WHAT TO WORK ON: Determine how many lines of the data include the word "kind", and write only that number.

RECORDS FOR THE EXERCISE:

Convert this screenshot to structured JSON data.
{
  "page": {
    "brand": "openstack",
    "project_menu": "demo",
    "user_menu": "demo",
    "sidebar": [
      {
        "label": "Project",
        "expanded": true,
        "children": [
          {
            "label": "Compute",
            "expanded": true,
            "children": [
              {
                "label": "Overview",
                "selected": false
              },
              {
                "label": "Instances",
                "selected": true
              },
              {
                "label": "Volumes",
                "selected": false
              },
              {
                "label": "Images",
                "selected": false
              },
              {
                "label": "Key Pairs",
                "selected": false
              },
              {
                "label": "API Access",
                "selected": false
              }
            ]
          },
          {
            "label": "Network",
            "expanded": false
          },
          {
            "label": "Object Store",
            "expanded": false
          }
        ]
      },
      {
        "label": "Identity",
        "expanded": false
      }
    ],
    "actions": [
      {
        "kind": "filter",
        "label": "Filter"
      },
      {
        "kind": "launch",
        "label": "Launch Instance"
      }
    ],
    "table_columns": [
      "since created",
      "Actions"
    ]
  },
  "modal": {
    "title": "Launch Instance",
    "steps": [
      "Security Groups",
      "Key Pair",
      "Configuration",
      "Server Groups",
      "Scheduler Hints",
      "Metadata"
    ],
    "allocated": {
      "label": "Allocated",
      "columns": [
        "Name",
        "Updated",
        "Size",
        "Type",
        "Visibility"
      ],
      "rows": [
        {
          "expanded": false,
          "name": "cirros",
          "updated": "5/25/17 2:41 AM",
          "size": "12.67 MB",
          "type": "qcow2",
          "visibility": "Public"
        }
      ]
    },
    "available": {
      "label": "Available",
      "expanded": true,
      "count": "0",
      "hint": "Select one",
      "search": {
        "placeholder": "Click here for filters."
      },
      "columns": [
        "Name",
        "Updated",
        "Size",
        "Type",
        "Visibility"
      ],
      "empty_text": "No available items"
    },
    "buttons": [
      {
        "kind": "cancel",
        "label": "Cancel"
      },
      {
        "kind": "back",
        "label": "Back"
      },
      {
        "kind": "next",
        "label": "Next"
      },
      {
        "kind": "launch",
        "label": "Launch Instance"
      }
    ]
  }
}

EXERCISE RESPONSE: 6